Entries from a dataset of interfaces
▬▬▬▬▬▬▬▬▬▬

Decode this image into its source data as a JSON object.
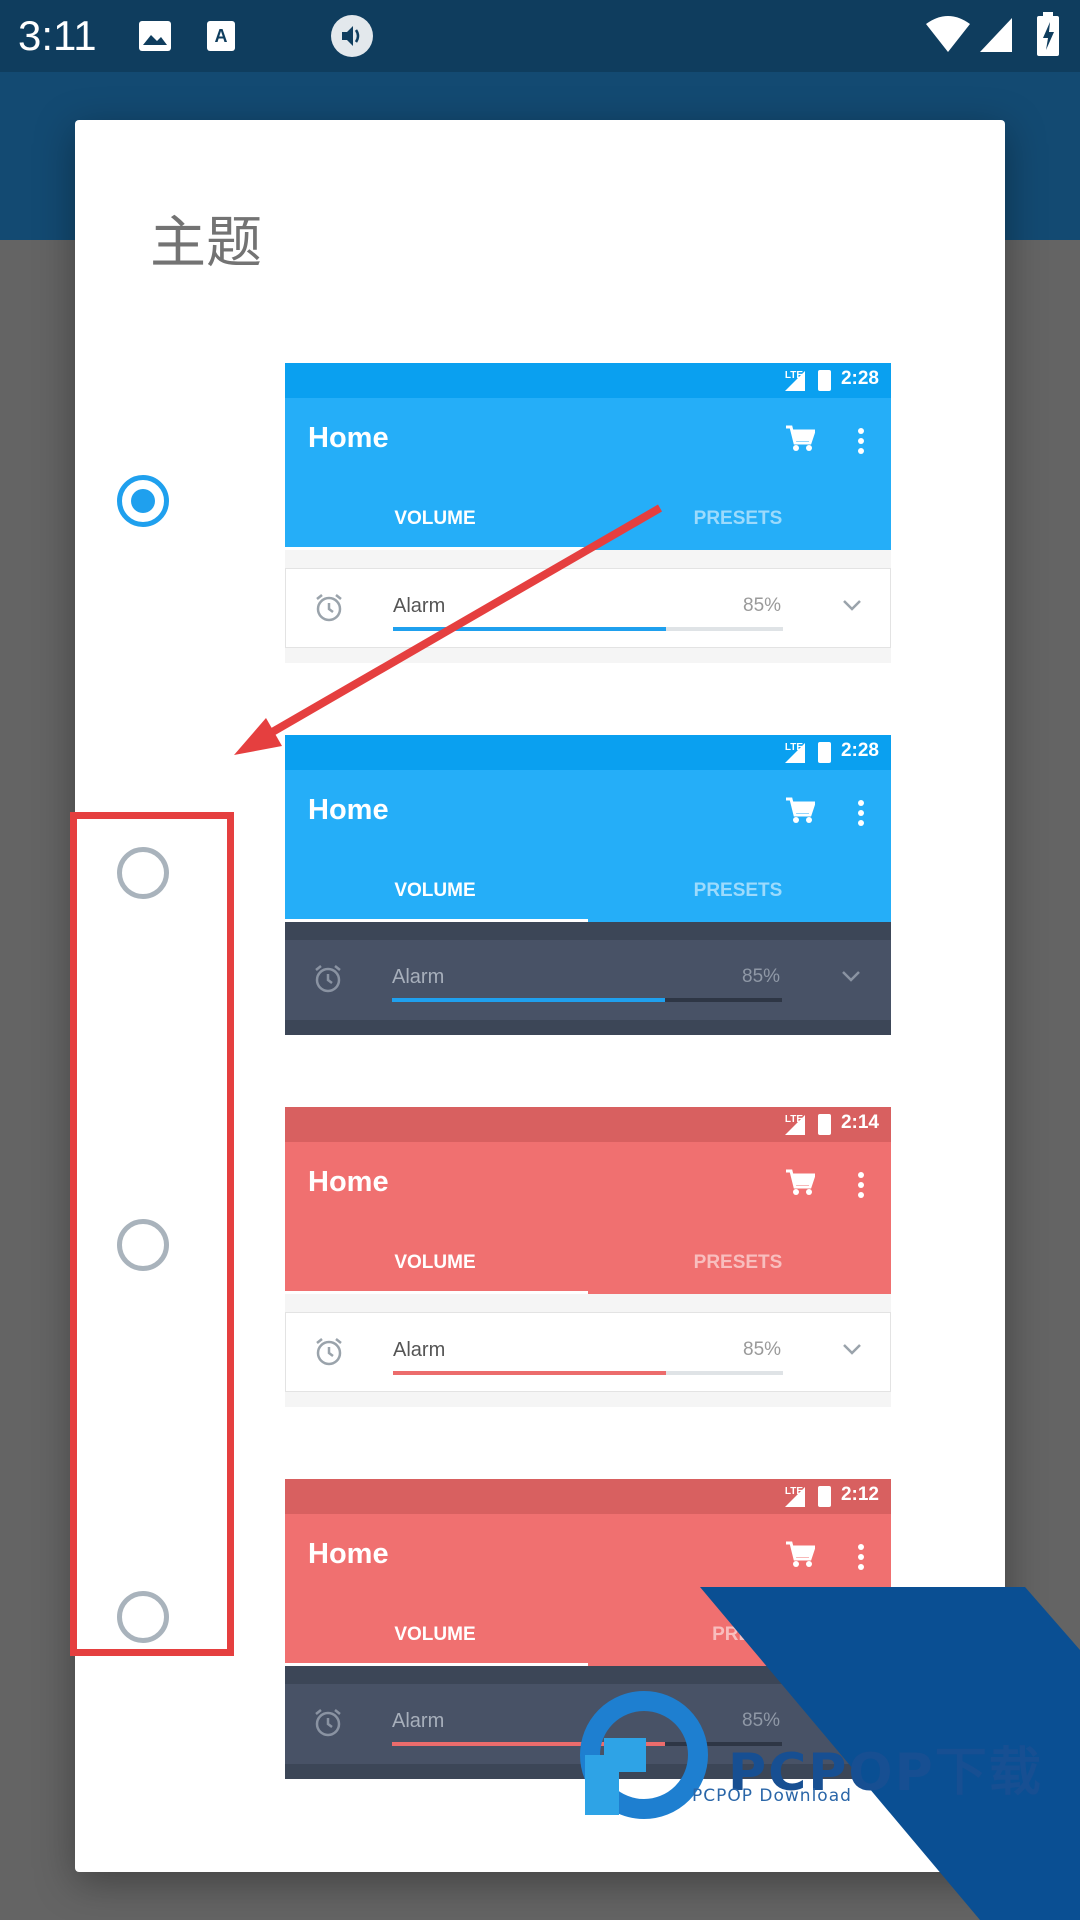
{
  "status_bar": {
    "time": "3:11"
  },
  "dialog": {
    "title": "主题"
  },
  "theme_options": [
    {
      "selected": true
    },
    {
      "selected": false
    },
    {
      "selected": false
    },
    {
      "selected": false
    }
  ],
  "previews": [
    {
      "clock": "2:28",
      "lte": "LTE",
      "title": "Home",
      "tab_volume": "VOLUME",
      "tab_presets": "PRESETS",
      "alarm_label": "Alarm",
      "alarm_percent": "85%",
      "alarm_level": 0.7
    },
    {
      "clock": "2:28",
      "lte": "LTE",
      "title": "Home",
      "tab_volume": "VOLUME",
      "tab_presets": "PRESETS",
      "alarm_label": "Alarm",
      "alarm_percent": "85%",
      "alarm_level": 0.7
    },
    {
      "clock": "2:14",
      "lte": "LTE",
      "title": "Home",
      "tab_volume": "VOLUME",
      "tab_presets": "PRESETS",
      "alarm_label": "Alarm",
      "alarm_percent": "85%",
      "alarm_level": 0.7
    },
    {
      "clock": "2:12",
      "lte": "LTE",
      "title": "Home",
      "tab_volume": "VOLUME",
      "tab_presets": "PRES",
      "alarm_label": "Alarm",
      "alarm_percent": "85%",
      "alarm_level": 0.7
    }
  ],
  "colors": {
    "accent_blue": "#1fa0ee",
    "accent_red": "#f07070",
    "annotation": "#e53f3f"
  },
  "watermark": {
    "brand": "PCPOP下载",
    "subtitle": "PCPOP Download"
  },
  "icons": [
    "image-icon",
    "a-icon",
    "volume-icon",
    "wifi-icon",
    "signal-icon",
    "battery-icon",
    "cart-icon",
    "more-vert-icon",
    "alarm-icon",
    "chevron-down-icon"
  ]
}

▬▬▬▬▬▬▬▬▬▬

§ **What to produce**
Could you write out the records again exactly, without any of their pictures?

§ **Exercise solution**
Decode this image into its source data as a JSON object.
{
  "status_bar": {
    "time": "3:11"
  },
  "dialog": {
    "title": "主题"
  },
  "theme_options": [
    {
      "selected": true
    },
    {
      "selected": false
    },
    {
      "selected": false
    },
    {
      "selected": false
    }
  ],
  "previews": [
    {
      "clock": "2:28",
      "lte": "LTE",
      "title": "Home",
      "tab_volume": "VOLUME",
      "tab_presets": "PRESETS",
      "alarm_label": "Alarm",
      "alarm_percent": "85%",
      "alarm_level": 0.7
    },
    {
      "clock": "2:28",
      "lte": "LTE",
      "title": "Home",
      "tab_volume": "VOLUME",
      "tab_presets": "PRESETS",
      "alarm_label": "Alarm",
      "alarm_percent": "85%",
      "alarm_level": 0.7
    },
    {
      "clock": "2:14",
      "lte": "LTE",
      "title": "Home",
      "tab_volume": "VOLUME",
      "tab_presets": "PRESETS",
      "alarm_label": "Alarm",
      "alarm_percent": "85%",
      "alarm_level": 0.7
    },
    {
      "clock": "2:12",
      "lte": "LTE",
      "title": "Home",
      "tab_volume": "VOLUME",
      "tab_presets": "PRES",
      "alarm_label": "Alarm",
      "alarm_percent": "85%",
      "alarm_level": 0.7
    }
  ],
  "colors": {
    "accent_blue": "#1fa0ee",
    "accent_red": "#f07070",
    "annotation": "#e53f3f"
  },
  "watermark": {
    "brand": "PCPOP下载",
    "subtitle": "PCPOP Download"
  },
  "icons": [
    "image-icon",
    "a-icon",
    "volume-icon",
    "wifi-icon",
    "signal-icon",
    "battery-icon",
    "cart-icon",
    "more-vert-icon",
    "alarm-icon",
    "chevron-down-icon"
  ]
}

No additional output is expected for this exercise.